Another week, another submission to an agent. This one also wanted to see the whole manuscript--that makes two now. Still haven't heard back from the first agent who has the whole story.
Thus far, I've been doing electronic submissions only, but the agent I just submitted to wanted the printed manuscript. Weird to see the story as a massive block of pages, printed in double-space, single-sided. 98,000 words looks pretty substantial from that vantage. The contest at Suduvu is over, and it would appear that Rand Al'Thor from the Wheel of Time series is the winner. I am not a Wheel of Time fan. I have listened to most of them on audio--I like to fill up my commute with audio books, and one characteristic of Robert Jordan's series is that the books are long, so they last a while.
(There was a relative scarcity of audio books for a long time, and I pretty much devoured anything I could get out of the library. This accounts for my familiarity with a number of books that I would never have slogged through under other circumstances. Now, I have an Audible account, and I am never wanting for audio books anymore.)
The fanboy wars in the discussion thread are fascinating to behold. It has made me wonder about the psychology of fandom.
Let's not use the Wheel of Time as a specific example. I think any one of you can think of something that is a) extremely popular, and b) of low quality. You read these books, and if you're knowledgeable about the craft of writing, you know that nobody would ever teach an aspiring author to write that way. There are classes, conferences, and seminars devoted towards teaching people to write better than that.
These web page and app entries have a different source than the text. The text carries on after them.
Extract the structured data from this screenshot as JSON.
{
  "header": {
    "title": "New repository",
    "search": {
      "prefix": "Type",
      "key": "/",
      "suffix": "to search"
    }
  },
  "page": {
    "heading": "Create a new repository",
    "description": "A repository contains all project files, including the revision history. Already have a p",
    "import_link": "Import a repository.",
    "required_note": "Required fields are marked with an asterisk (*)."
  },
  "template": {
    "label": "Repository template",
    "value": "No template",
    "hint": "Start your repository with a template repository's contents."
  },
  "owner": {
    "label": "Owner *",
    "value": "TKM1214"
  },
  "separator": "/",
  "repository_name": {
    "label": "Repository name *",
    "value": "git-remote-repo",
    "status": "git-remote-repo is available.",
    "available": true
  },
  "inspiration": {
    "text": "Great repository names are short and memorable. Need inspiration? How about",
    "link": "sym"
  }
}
Yet there it is. Cardboard characters, stilted dialogue, ludicrous plot, bad pacing... you name it, it's right in there in some of the bestselling books of all time.
The inescapable conclusion is that books (or any other storytelling) of low quality can still touch people. Somehow, it resonates so deeply with fans that they not only enjoy the books, they absorb them into their identity. The stories start to define them in important ways. I think every author wants to reach readers at that level, so it's weird to see it happen with poor quality material.
This is something that goes beyond discernment. People don't become fanboys/fangirls because they like something they know is kind of stupid. I think we can all walk out of a theater after the latest action blockbuster and say, "Well, that was dumb, but fun." That's the most basic level of discernment. The next level is more difficult for people to grasp--that is, when something is of high quality, but you don't enjoy it personally. Many people seem to be unable to recognize that something they don't like can still be good.
To enter the zone of the fanboy, though, means discernment goes out the window. Listen to the fanboys, and you will hear them say that the object of their affection is not only good, but the best thing ever written.
One of the Robert Jordan fans, for instance, argued passionately that Jordan's treatment of men and women was not only good, but the most accurate, spot-on, insightful depiction of the relationship between the sexes ever written. Understand that these are books where adults routinely spank one another or box each others' ears in order to communicate. Yet to this fan, his writing is masterful.
I'm not sure where I'm going with this, but it's fascinating to me. I think it's too easy to dismiss fanboys of poor quality storytelling as being people with no taste. That's not enough of an answer. Their experiences are real and valid, their love is sincere (though they may eventually outgrow it--younger fans especially have torrid affairs with stories and characters, only to burn out and move on to the next thing as they grow. Adult fanboys tend to settle in for more lasting commitments). I don't think you can set out, as a writer, to touch that kind of chord with a large group of people. It just has to happen.